[Stored items]
--- START ---

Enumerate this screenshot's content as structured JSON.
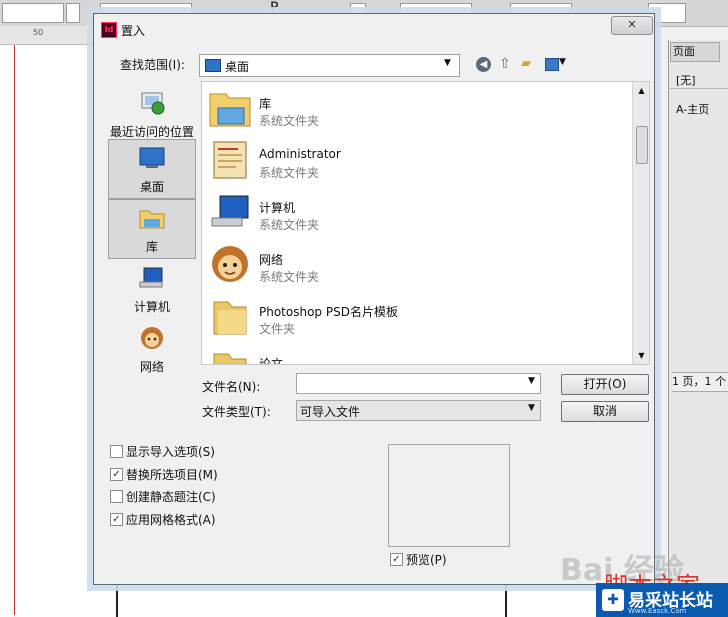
{
  "dialog": {
    "title": "置入",
    "app_icon_text": "Id",
    "close_label": "✕",
    "look_in_label": "查找范围(I):",
    "look_in_value": "桌面",
    "toolbar_icons": [
      "back-icon",
      "up-folder-icon",
      "new-folder-icon",
      "views-menu-icon"
    ]
  },
  "places": [
    {
      "label": "最近访问的位置",
      "icon": "recent-places-icon",
      "selected": false
    },
    {
      "label": "桌面",
      "icon": "desktop-icon",
      "selected": true
    },
    {
      "label": "库",
      "icon": "libraries-icon",
      "selected": true
    },
    {
      "label": "计算机",
      "icon": "computer-icon",
      "selected": false
    },
    {
      "label": "网络",
      "icon": "network-icon",
      "selected": false
    }
  ],
  "files": [
    {
      "name": "库",
      "type": "系统文件夹",
      "icon": "libraries-icon"
    },
    {
      "name": "Administrator",
      "type": "系统文件夹",
      "icon": "user-folder-icon"
    },
    {
      "name": "计算机",
      "type": "系统文件夹",
      "icon": "computer-icon"
    },
    {
      "name": "网络",
      "type": "系统文件夹",
      "icon": "network-icon"
    },
    {
      "name": "Photoshop PSD名片模板",
      "type": "文件夹",
      "icon": "folder-icon"
    },
    {
      "name": "论文",
      "type": "",
      "icon": "folder-icon"
    }
  ],
  "file_name": {
    "label": "文件名(N):",
    "value": ""
  },
  "file_type": {
    "label": "文件类型(T):",
    "value": "可导入文件"
  },
  "buttons": {
    "open": "打开(O)",
    "cancel": "取消"
  },
  "options": [
    {
      "label": "显示导入选项(S)",
      "checked": false
    },
    {
      "label": "替换所选项目(M)",
      "checked": true
    },
    {
      "label": "创建静态题注(C)",
      "checked": false
    },
    {
      "label": "应用网格格式(A)",
      "checked": true
    }
  ],
  "preview": {
    "label": "预览(P)",
    "checked": true
  },
  "pages_panel": {
    "tab": "页面",
    "none_item": "[无]",
    "master_item": "A-主页",
    "status": "1 页，1 个"
  },
  "ruler_number": "50",
  "watermark": {
    "overlay": "Bai 经验",
    "red_text": "脚本之家",
    "badge_text": "易采站长站",
    "badge_sub": "Www.Easck.Com"
  },
  "colors": {
    "accent": "#2d74c9",
    "dialog_border": "#5a6775",
    "watermark_badge": "#0a5bb0",
    "watermark_red": "#d9352c"
  }
}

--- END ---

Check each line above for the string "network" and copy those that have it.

**Your solution**
      "icon": "network-icon",
      "icon": "network-icon"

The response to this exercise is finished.